In the Southeast Asia section, she includes Atchara, the quintessential Philippines pickle made with green papaya, jalapeño chiles and white vinegar, and adds a Thai Pickled Cabbage that cures in lime juice.
"Thailand doesn't have its own signature cabbage pickle, but I personally love the flavor profile of fish sauce, garlic, ginger and chile, so I created this one," she says.
In Korea, however, pickled Napa cabbage is a force. It is almost unheard of to eat a meal without kimchee's crunch and the zestiness of spicy fermented chile paste. Here, in San Francisco, Lee makes kimchee based on his mother's recipe but sources ingredients, including tomatoes and green onions, from the restaurant's farm in Sunol. To ensure complexity, he adds a few steps in the hand-mixed, two-day process.
"We go through a laborious process of pressing and draining our cabbage to yield more lively flavor and crunch," Lee says. A Namu Gaji staffer is assigned to stir the kimchee every few days. "It is not common practice, but it helps us keep the fermentation and seasoning even."
At Juhu Beach Club, chef-owner Mistry is also refining her favorite childhood chutneys with a bit of California playfulness, from sour rhubarb to Granny Smith apple riffs on the classic green mango pickle.
"Unripened mango pickle is salty, sour and bitter, but with the Granny Smith apple, you get just a little bit more residual sugar, so it's balanced," Mistry says. Equally balanced is Mistry's sweet and sour Peach Chutney: Simply sizzle cumin and nigella seeds over medium heat before adding diced peaches and vinegar. It is ready in 10 minutes and delicious atop a grilled pork chop or alongside zucchini fritters.
This month, the "Top Chef" alum's menu will add a pickle and papadum plate featuring pickled summer squash and yellow wax beans.
"Being able to use seasonal, local ingredients makes it so much more exciting," Mistry says.
Farmhouse Culture founder Kathryn Lukas can relate. Every ingredient that goes into her line of raw organic sauerkraut, which is available at Whole Foods, comes from within 20 miles of the company's Santa Cruz facility.

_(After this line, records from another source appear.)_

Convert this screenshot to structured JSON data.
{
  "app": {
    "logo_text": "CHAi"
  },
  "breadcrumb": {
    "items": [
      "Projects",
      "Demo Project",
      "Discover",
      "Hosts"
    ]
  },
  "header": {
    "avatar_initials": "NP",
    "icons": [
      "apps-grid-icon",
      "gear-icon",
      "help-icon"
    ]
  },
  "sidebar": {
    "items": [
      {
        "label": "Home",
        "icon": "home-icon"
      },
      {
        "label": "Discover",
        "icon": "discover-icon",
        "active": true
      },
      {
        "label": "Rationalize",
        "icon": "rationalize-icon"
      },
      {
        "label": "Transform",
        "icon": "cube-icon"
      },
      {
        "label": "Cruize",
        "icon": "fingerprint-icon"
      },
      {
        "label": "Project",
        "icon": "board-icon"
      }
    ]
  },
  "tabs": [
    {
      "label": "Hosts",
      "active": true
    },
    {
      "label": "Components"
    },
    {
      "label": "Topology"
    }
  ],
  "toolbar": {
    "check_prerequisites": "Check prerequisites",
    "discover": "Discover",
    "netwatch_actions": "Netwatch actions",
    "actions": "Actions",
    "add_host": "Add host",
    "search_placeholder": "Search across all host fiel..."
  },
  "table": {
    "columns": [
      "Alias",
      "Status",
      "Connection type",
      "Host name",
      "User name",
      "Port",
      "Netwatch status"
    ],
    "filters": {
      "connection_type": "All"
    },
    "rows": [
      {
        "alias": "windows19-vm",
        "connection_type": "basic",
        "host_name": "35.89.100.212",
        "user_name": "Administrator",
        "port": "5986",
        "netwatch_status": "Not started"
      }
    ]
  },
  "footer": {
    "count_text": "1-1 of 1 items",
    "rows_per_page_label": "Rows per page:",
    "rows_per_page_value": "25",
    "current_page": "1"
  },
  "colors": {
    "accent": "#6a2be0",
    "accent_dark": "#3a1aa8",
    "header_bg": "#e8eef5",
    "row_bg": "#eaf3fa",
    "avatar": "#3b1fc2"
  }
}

Lukas fell in love with kraut in the late 1990s, while working as a chef in Stuttgart, Germany.
"When I tasted it fresh from a farmer's barrel, it was tart, crunchy and also sweet -- and unlike anything I'd ever tasted," she says. "What's so cool about sauerkraut is that the real stuff actually tastes better than the fake stuff that's been sitting on the grocery shelves."
When she started Farmhouse Culture in 2008, she wanted to infuse kraut with "our regional, modern flavor sensibilities." Hence, Smoked Jalapeno Kraut that elevates nachos and Classic Caraway Kraut that perks up shredded carrots and green onions. No dressing necessary, just a drizzle of zesty California olive oil.
Even the company's kimchee, which was introduced in 2012, was made with California in mind. The unique recipe features seaweed flakes and date sugar, which Lukas says make it more palatable for those who find traditional kimchee spicy or stinky.
But, Farmhouse Culture's most popular kraut might be the Garlic Dill Pickle, which is heavenly on a hot dog, of course. Lukas calls it their gateway kraut. "Kids seem to like it," she says.
Then they'll love what's coming up this fall: A line of fermented, tomato-based salsas. Lukas says, "It's the California ketchup, right?"
farm to Fermentation
Now in its sixth year, Santa Rosa's Farm to Fermentation Festival has grown to include classes on making fermented foods and beverages at home, sampling goodies from California's premier fermented food producers, and attending educational presentations from authors and entrepreneurs. New this year: a DIY pickle station, fermented root beer float bar and a homemaker's kraut-off. Details: 11 a.m. to 5 p.m. Aug. 24, Finley Community Center, 2060 West College Ave., Santa Rosa. Tickets: $15-$40. www.farmtofermentation.com.